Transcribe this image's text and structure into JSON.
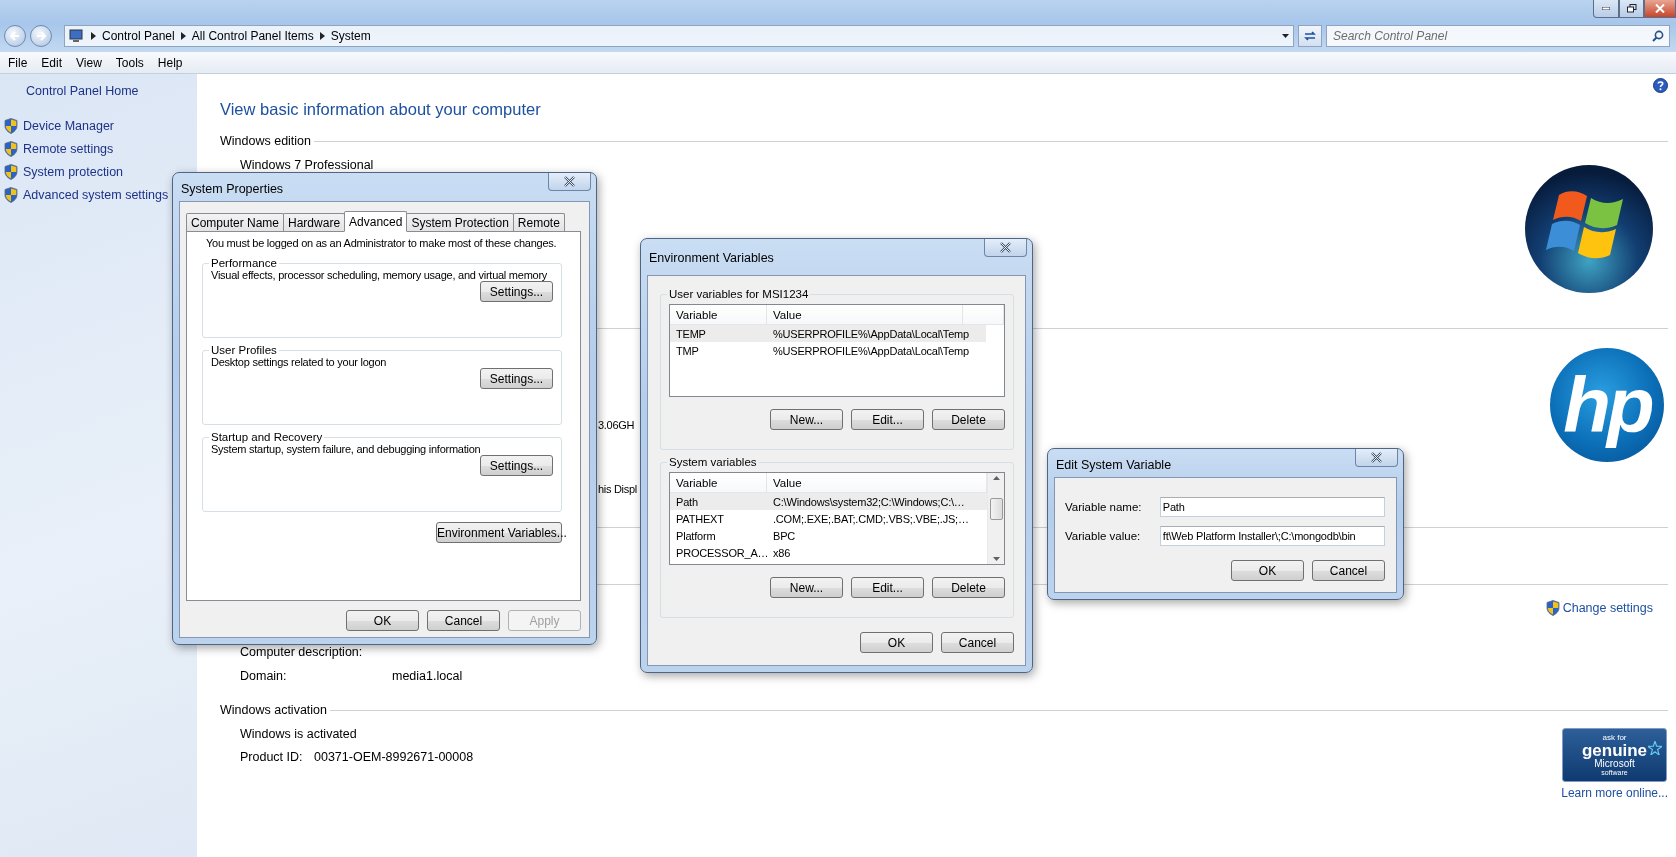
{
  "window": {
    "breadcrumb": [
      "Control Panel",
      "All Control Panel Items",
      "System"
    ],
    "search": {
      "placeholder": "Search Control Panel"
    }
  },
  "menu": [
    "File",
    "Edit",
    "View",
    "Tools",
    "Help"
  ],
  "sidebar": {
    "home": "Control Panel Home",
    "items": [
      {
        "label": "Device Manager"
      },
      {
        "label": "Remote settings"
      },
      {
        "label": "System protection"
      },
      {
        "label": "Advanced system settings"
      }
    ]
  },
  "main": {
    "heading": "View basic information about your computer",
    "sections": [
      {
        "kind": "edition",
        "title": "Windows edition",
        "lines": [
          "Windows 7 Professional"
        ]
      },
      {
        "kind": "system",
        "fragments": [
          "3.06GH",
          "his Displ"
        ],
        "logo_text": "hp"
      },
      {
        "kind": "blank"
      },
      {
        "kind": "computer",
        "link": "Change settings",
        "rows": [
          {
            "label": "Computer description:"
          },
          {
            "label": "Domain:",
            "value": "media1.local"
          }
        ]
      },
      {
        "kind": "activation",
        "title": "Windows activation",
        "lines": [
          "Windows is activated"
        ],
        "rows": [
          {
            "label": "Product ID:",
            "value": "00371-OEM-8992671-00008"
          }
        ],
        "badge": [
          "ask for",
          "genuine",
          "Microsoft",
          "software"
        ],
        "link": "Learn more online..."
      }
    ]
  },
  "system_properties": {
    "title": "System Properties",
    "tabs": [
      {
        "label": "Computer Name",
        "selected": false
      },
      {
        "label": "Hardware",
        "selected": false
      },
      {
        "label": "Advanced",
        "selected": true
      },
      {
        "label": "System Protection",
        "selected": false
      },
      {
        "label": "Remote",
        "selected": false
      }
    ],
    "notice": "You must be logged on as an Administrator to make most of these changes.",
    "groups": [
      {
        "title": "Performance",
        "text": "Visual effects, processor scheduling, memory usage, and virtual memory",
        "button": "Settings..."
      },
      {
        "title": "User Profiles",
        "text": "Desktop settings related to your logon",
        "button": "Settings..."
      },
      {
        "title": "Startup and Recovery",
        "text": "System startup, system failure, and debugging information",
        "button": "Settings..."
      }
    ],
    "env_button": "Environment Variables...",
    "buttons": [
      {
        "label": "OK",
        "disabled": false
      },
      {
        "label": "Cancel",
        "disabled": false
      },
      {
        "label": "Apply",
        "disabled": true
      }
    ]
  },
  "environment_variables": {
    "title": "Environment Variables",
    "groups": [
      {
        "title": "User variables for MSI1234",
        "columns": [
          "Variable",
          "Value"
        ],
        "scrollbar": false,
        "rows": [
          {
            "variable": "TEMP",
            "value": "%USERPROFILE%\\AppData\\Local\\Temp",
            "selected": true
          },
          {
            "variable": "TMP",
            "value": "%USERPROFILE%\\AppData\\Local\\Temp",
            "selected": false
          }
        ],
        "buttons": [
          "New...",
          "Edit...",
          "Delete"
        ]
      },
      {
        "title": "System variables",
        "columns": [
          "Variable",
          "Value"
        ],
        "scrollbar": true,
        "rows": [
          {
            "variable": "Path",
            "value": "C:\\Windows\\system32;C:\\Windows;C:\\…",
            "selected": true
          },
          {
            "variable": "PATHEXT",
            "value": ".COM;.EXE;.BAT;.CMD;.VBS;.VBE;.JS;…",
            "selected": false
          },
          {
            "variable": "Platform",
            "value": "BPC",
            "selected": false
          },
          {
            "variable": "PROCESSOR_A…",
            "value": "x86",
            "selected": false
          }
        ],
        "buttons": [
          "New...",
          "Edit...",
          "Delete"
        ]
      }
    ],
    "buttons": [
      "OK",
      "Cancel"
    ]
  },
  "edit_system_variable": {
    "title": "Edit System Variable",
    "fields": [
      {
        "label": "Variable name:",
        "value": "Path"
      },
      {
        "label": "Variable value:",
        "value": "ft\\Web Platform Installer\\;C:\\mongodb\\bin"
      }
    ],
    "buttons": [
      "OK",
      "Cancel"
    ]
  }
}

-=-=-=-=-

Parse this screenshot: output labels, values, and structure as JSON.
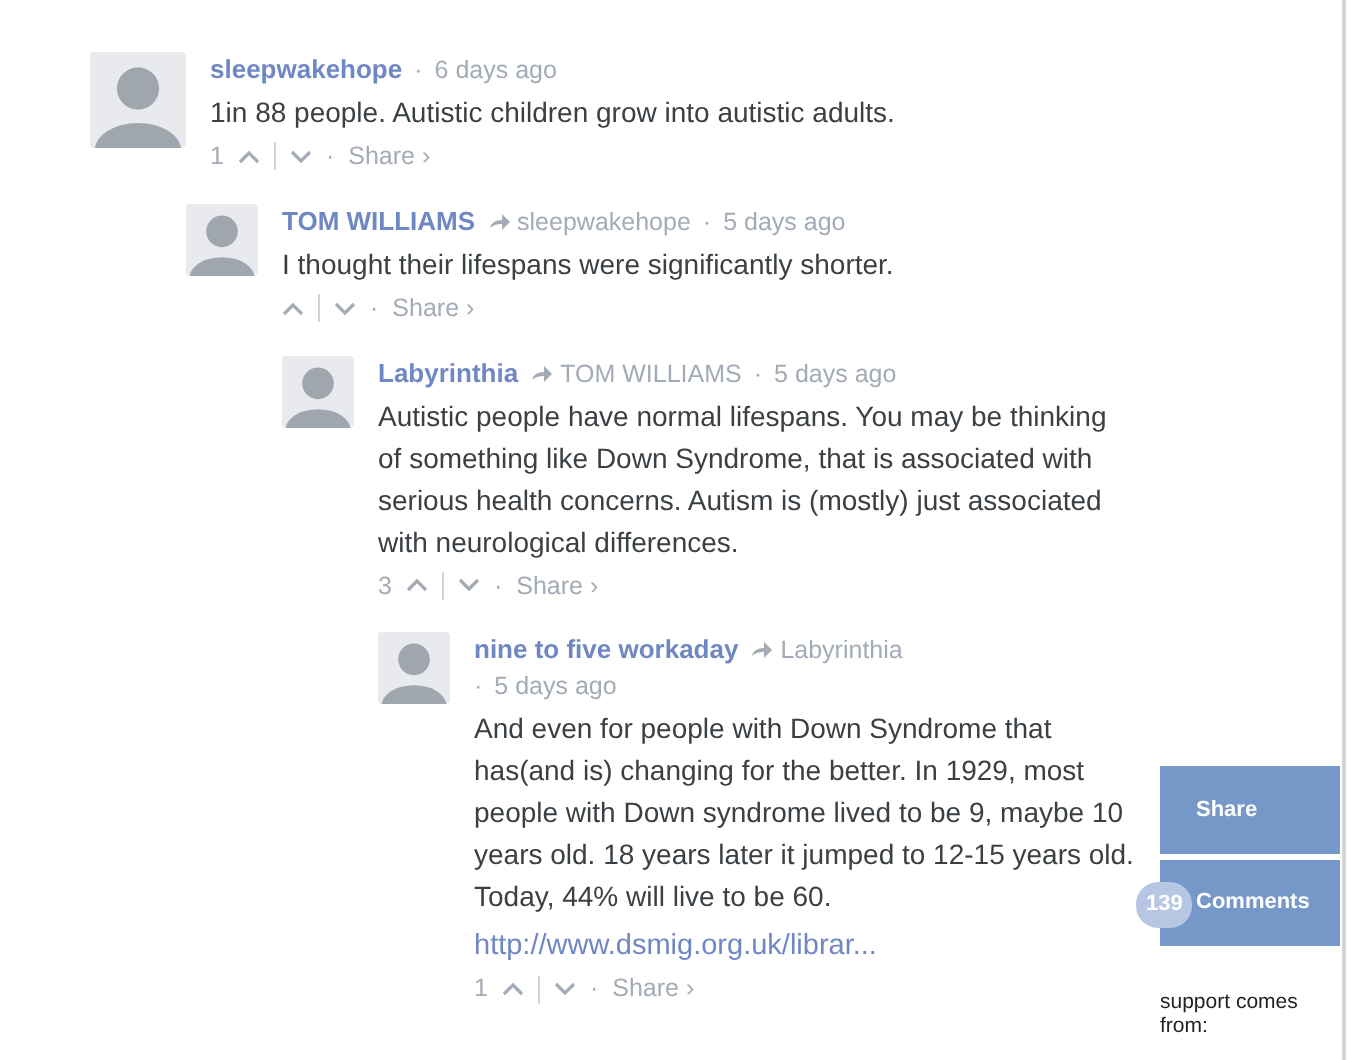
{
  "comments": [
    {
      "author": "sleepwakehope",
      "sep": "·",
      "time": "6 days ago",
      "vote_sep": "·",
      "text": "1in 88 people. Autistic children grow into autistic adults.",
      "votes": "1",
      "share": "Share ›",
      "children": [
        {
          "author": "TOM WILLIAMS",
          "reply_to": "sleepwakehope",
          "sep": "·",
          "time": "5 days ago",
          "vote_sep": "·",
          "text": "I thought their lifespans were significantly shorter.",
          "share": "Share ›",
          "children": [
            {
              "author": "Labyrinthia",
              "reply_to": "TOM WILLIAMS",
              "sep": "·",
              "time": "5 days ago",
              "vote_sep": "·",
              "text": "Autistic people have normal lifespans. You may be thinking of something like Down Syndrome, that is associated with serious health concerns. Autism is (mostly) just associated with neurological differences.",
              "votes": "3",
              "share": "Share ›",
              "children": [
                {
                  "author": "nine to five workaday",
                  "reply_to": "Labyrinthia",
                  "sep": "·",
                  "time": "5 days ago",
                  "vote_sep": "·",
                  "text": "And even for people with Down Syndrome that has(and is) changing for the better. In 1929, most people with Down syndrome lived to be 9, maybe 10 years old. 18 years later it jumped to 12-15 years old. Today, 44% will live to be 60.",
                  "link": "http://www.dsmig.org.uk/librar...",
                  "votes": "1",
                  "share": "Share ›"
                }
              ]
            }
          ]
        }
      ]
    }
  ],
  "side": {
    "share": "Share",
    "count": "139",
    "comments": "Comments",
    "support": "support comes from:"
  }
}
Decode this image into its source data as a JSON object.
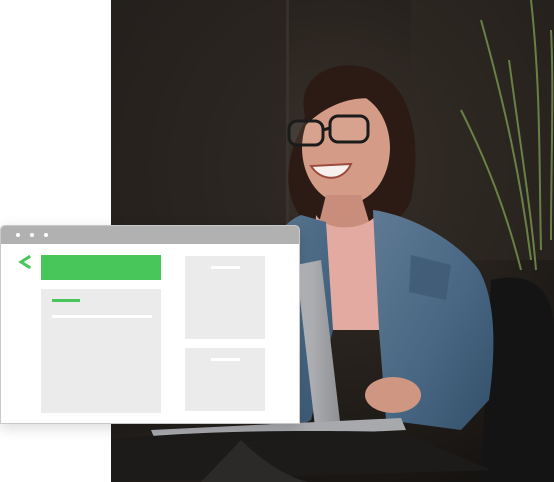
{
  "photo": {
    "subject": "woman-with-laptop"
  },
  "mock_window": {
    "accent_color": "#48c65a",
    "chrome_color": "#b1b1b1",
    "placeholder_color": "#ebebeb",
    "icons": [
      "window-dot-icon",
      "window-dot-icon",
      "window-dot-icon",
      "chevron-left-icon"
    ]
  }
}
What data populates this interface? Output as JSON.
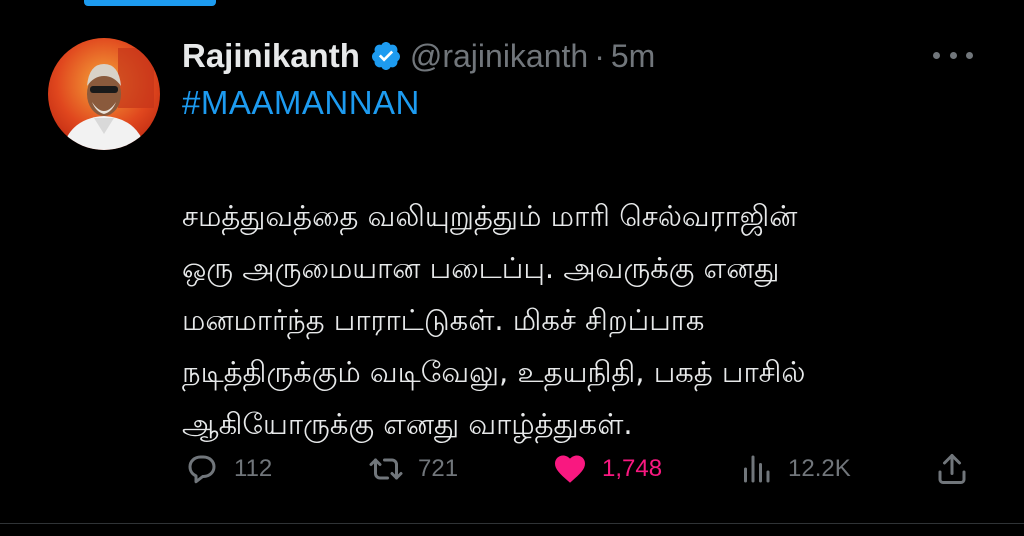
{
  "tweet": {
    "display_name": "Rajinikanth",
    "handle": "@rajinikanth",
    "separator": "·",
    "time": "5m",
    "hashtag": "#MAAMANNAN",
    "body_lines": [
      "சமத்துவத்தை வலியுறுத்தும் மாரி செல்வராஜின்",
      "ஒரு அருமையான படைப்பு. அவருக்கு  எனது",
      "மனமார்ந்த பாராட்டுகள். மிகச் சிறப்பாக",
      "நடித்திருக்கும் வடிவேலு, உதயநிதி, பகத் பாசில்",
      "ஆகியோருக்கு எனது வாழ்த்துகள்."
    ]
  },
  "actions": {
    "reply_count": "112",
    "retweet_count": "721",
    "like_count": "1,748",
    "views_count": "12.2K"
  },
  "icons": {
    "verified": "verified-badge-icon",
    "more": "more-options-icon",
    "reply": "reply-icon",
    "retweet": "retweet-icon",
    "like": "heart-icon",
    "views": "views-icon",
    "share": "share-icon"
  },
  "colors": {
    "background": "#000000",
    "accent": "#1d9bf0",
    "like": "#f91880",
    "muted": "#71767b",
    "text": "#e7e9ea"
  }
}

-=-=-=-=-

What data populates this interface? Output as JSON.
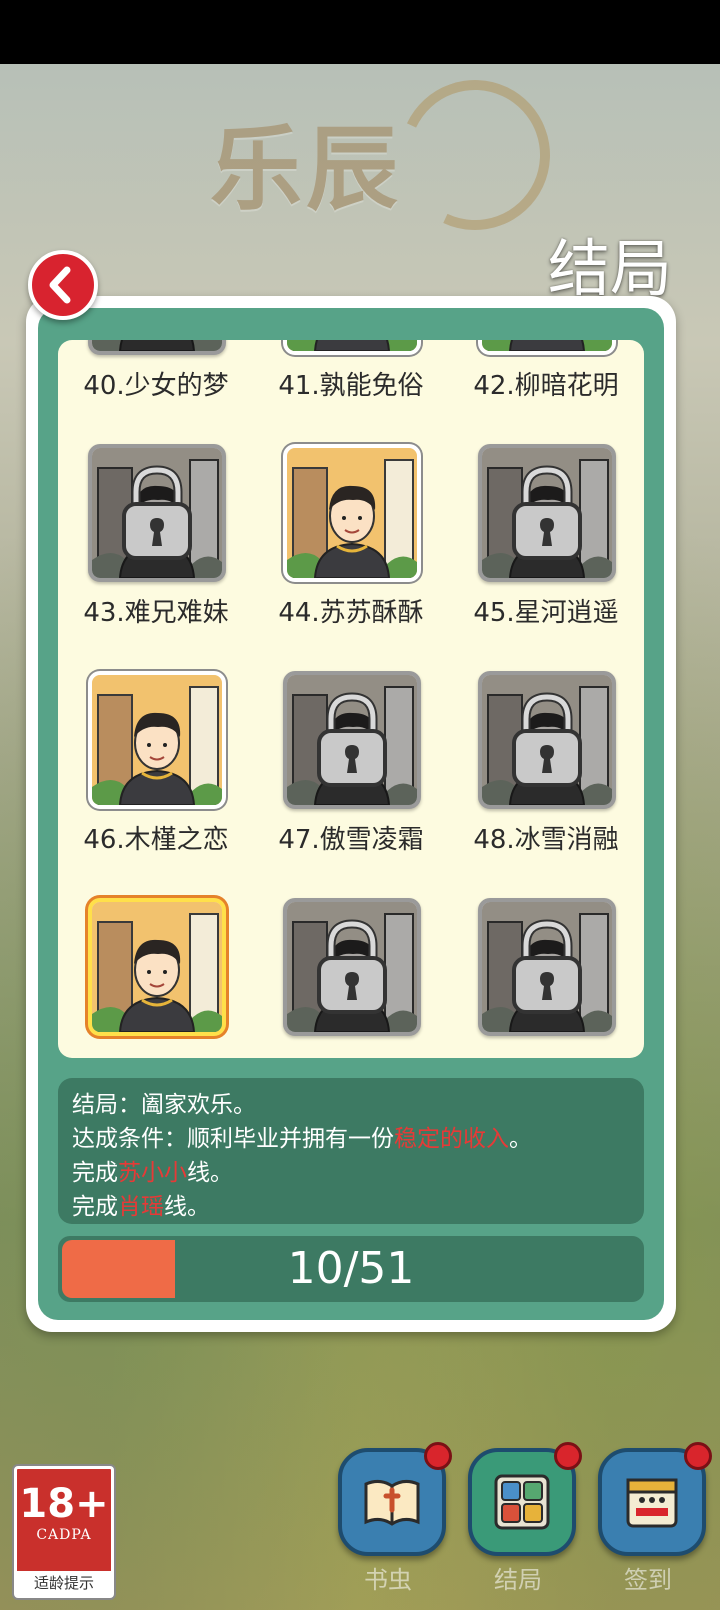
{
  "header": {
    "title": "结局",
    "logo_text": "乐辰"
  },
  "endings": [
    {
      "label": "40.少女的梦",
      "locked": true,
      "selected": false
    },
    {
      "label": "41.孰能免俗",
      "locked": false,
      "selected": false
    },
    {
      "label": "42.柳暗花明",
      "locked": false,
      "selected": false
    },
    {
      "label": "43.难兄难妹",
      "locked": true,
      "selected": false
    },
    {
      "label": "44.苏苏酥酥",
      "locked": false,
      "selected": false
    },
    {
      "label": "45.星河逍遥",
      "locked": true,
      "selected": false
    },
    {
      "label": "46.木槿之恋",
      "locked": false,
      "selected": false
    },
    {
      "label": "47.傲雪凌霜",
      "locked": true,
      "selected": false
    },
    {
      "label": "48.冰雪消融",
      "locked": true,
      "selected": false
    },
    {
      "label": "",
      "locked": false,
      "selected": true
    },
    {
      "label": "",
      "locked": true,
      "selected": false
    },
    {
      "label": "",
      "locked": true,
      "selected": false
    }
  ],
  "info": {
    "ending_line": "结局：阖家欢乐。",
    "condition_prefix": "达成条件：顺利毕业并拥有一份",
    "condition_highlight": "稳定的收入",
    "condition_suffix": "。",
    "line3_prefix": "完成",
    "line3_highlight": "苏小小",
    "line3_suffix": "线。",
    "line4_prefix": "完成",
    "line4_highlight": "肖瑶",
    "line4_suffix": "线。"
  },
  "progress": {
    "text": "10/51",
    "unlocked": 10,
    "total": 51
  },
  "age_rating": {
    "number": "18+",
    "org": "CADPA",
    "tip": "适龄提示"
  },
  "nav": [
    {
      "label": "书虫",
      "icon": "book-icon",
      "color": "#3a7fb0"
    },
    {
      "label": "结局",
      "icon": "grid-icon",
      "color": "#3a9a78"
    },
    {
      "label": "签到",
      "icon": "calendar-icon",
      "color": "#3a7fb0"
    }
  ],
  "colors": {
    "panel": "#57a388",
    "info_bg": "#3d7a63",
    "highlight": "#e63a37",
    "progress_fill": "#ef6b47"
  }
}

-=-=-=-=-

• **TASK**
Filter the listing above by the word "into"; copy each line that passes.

• **ANSWER SECTION**
Transcribe this image's text and structure into JSON.
      "text": "1in 88 people. Autistic children grow into autistic adults.",
Decode this image into its source data as a JSON object.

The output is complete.